Reviewed by: Latricia B., TENA

Mock Newbery: Warrior Heir by Cinda Williams Chima

Title: Warrior Heir
Author: Cinda Williams Chima
Publisher: Hyperion
ISBN: 0786839163
Starred review in: Kirkus (4-1-06)
Review: This book had such a promising idea. A hidden race of magical beings: Wizards, Enchanters, Warriors, Sorcerers, and Soothsayers. A complex political struggle and an ancient pact which rules them. It had all the elements fo a fantastic epic fantasy, but somewhere it fell flat for me. It started with flashes of history before zooming to modern day Ohio. From there the plot advanced quickly at first and was interesting. Maybe not totally unique, but clearly a new mix of ideas by a skilled author. However, just after the main character find out he's not 'normal' his aunt drags him off on a sudden hunt which seems abrupt. He and two friends confront wizards, dig up an ancestrial sword, and then go back to school on Monday as if nothing changed....except now there war Warrior lessons for Jack. From there the plot slows even more. I just couldn't seem to get on track with this book. Each time I would start to get into the story, it would bog down and just when I was about to give up something interesting would convince me to try one more chapter. I ended up giving up around the middle and jumping to the last 2-3 chapters. The ended was really good and I liked how most of the history now made sense and losse ends were tied, but I still couldn't face going back and reading the 2nd half.
Reviewed by: Latricia B., TENA
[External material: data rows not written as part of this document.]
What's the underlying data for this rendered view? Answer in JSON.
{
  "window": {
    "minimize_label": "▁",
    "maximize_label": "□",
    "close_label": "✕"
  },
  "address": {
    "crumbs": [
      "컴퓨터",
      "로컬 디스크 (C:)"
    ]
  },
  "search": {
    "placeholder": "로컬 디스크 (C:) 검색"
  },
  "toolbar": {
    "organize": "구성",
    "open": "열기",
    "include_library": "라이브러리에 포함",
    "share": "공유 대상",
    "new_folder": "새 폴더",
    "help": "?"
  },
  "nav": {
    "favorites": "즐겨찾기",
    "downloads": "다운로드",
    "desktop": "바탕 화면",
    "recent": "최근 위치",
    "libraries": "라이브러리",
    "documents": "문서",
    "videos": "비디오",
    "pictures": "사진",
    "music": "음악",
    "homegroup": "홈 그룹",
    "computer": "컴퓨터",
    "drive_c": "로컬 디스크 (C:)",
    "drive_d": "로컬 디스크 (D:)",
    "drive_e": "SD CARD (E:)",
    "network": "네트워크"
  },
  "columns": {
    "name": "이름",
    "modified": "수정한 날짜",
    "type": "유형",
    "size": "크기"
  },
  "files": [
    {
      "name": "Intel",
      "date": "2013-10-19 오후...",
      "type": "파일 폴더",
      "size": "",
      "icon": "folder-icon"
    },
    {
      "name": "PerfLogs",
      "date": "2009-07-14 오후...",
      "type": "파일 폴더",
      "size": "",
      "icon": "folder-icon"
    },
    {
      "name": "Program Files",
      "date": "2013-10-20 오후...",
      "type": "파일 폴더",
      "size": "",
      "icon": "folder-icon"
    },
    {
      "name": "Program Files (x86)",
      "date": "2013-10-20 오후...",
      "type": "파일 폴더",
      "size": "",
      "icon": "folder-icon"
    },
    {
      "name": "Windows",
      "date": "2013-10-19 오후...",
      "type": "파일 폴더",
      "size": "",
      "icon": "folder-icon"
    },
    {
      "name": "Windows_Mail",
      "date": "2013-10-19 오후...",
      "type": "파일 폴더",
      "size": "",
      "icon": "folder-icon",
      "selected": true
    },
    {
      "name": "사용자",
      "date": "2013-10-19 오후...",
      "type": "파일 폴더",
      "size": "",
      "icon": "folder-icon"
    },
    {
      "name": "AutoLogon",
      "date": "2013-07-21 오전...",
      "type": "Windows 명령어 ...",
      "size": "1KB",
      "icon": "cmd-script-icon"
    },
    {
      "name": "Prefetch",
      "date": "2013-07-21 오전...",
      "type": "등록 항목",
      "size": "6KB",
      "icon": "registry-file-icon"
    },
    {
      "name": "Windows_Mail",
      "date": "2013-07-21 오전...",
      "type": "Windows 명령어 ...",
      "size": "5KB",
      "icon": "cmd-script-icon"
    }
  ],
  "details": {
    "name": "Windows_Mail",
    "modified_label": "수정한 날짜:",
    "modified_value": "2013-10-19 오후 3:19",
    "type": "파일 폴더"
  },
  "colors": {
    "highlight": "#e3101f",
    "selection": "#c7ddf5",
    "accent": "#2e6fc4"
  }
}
Mock Newbery: Jumping the Scratch by Sarah Weeks

Title: Jumping the Scratch
Author: Sarah Weeks
Publisher: HarperCollins
ISBN: 0060541091
Starred review in: Kirkus (4-15-06)
Review: Jamie thought that bad things happened in threes and once his cat died, his father left him and his mom, and his aunt had a freak accident which forced he and his mom to move in with her that the worst was over. Moving in with his aunt meant changing schools in the middle of the year and his mom working nights for extra money. Unfortunatly for Jamie, he found out that not being able to forget is sometimes worse than not being able to remember. The characters were interesting and the plot with just a touch of mystery was interesting enough. Even most young readers will guess Jamie's secret fairly early though and everything in the end almost seems to wrap up too neatly and too quickly. A good fast read, but not outstanding.
Reviewed by: Latricia B., TENA

Mock Newbery: Gossamer by Lois Lowry

Title: Gossamer
Author: Lois Lowry
Publisher: Houghton Mifflin
ISBN: 0618685502
Starred review in: Kirkus (3-1-06)
Review: Littest, a young dream-giver, tries to learn how to give dreams while helping young boy deal with the after effects of an abusive home. I found the whole book very unique. The idea of dream-givers or beings that protect one's dreams isn't all that new, but I have never read it presented in such a way. I really liked this book and it made me think about many things some more obvious than others. It's a very unique coming of age story where instead of a boy becoming a man or a girl becoming a woman, it was Littest becoming Gossamer.
Reviewed by: Latricia B., TENA

Wednesday, July 05, 2006

Welcome to the blog for the BCCLS Mock Awards 2007! Watch this space for more information on what we're reading.